• **THE TASK**
Using the listing below, show all lines that hold the word "clause".

• **INPUT**
--- START ---
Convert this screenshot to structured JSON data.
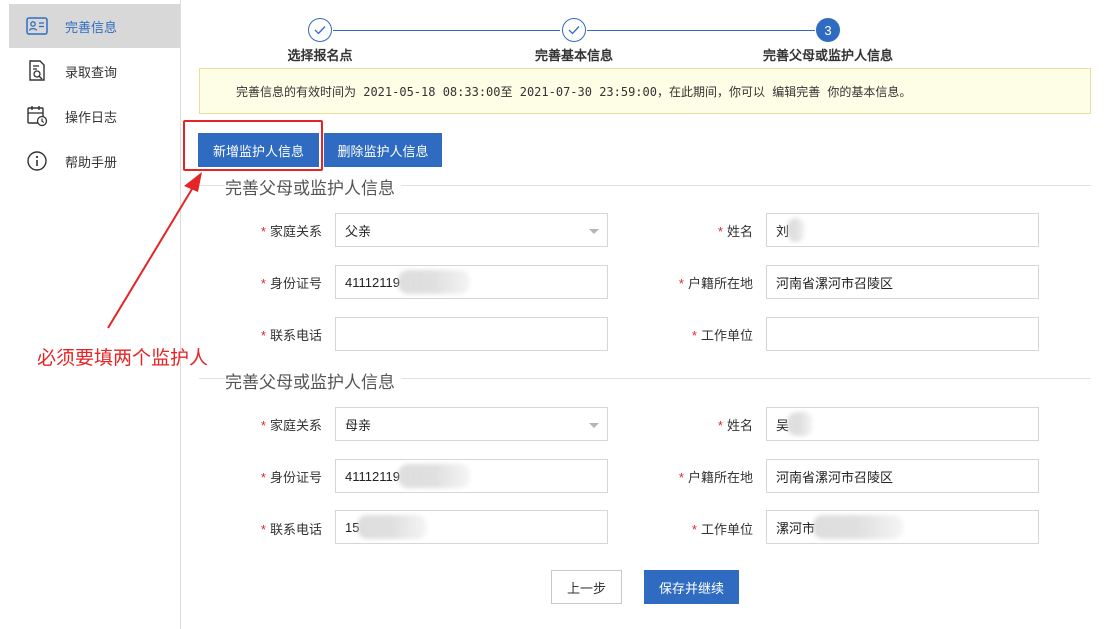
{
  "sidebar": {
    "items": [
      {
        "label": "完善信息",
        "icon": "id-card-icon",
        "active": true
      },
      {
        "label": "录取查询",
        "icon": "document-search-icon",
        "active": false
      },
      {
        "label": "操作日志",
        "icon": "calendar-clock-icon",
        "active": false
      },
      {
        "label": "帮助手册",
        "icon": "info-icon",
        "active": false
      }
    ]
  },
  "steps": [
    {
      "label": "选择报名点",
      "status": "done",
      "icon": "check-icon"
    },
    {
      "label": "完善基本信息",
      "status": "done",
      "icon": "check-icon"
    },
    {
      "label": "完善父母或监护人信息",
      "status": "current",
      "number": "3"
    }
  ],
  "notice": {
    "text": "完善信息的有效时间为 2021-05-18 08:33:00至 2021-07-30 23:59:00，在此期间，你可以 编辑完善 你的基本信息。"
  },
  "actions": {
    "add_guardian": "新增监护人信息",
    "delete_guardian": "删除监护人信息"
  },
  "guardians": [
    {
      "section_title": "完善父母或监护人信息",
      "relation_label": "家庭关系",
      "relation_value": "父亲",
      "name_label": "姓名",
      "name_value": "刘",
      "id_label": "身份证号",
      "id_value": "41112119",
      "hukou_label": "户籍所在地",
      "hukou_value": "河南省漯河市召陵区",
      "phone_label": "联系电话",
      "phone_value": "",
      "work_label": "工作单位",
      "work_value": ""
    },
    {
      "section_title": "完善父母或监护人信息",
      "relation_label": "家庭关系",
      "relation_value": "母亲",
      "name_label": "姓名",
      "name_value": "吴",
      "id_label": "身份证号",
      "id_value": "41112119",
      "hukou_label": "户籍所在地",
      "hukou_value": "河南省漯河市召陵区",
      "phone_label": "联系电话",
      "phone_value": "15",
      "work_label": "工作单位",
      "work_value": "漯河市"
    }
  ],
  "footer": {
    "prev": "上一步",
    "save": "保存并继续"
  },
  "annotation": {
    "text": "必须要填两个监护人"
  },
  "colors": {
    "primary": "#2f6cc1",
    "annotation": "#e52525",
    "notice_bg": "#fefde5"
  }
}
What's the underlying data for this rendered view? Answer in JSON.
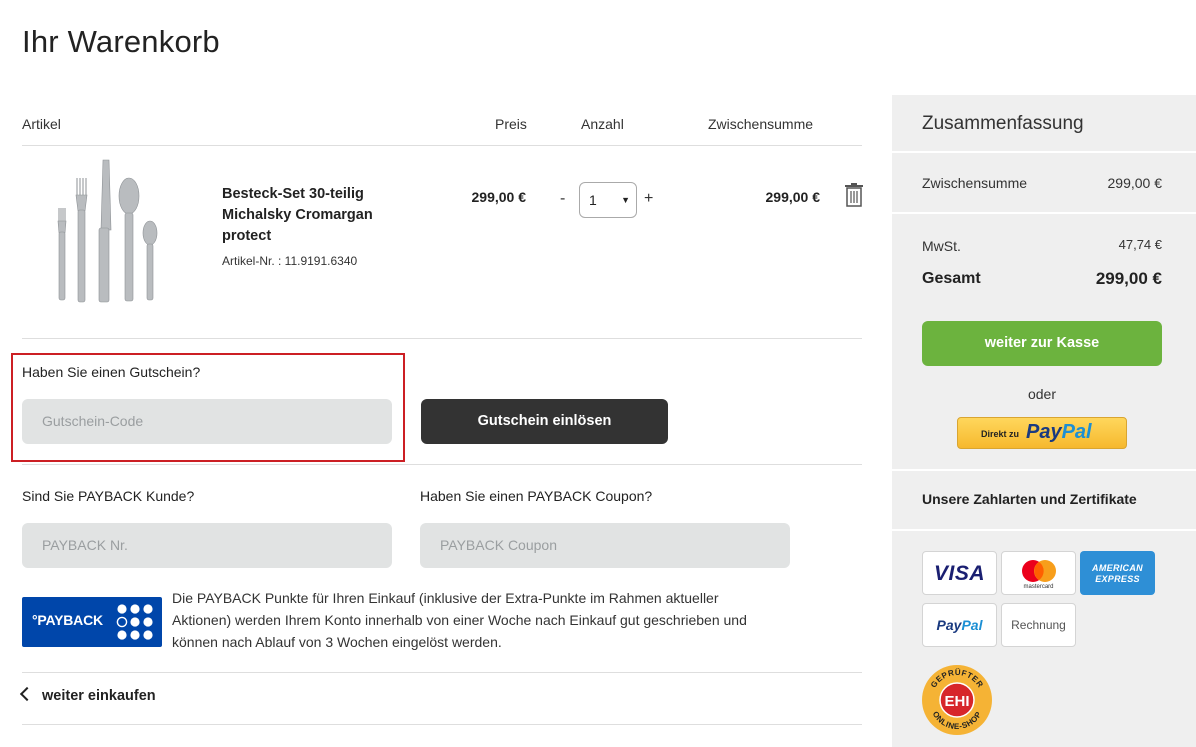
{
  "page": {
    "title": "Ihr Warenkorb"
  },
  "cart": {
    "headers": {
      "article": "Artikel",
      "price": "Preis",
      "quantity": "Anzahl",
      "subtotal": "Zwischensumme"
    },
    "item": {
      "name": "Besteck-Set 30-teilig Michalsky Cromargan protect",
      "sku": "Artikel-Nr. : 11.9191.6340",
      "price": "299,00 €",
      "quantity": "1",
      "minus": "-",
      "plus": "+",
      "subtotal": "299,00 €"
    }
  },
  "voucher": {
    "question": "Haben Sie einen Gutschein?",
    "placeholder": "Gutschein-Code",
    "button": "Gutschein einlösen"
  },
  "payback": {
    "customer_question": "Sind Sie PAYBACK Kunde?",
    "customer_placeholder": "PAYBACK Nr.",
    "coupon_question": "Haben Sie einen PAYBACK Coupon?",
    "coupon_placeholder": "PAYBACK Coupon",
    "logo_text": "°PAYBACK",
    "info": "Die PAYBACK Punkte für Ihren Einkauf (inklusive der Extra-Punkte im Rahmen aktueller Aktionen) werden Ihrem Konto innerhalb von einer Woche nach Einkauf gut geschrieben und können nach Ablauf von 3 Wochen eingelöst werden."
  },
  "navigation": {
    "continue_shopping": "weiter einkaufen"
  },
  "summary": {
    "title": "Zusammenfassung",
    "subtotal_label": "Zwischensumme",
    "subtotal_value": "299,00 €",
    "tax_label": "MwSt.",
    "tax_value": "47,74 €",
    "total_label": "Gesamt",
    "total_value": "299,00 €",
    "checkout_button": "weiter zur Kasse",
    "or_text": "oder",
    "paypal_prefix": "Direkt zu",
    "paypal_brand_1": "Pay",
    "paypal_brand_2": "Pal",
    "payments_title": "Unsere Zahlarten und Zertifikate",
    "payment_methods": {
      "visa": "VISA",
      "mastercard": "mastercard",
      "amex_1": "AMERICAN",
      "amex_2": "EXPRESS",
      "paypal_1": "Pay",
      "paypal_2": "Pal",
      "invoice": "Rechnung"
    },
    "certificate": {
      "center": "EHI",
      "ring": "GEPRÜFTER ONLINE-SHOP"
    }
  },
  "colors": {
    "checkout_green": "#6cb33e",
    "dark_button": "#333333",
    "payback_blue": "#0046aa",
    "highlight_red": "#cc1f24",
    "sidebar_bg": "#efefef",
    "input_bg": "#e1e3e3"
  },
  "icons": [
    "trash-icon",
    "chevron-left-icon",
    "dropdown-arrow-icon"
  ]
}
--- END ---
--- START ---
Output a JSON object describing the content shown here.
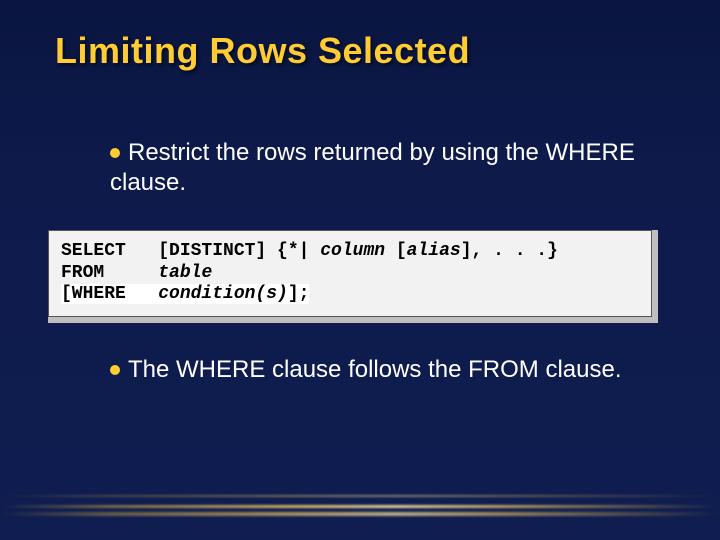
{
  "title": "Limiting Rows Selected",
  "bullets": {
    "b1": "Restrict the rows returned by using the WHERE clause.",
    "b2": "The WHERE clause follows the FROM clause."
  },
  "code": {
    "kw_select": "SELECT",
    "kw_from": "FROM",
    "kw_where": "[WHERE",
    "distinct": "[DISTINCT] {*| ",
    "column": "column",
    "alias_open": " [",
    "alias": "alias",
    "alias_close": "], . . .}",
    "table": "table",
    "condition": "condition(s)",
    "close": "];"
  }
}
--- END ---
• **WRITTEN ANSWER**
    "b1": "Restrict the rows returned by using the WHERE clause.",
    "b2": "The WHERE clause follows the FROM clause."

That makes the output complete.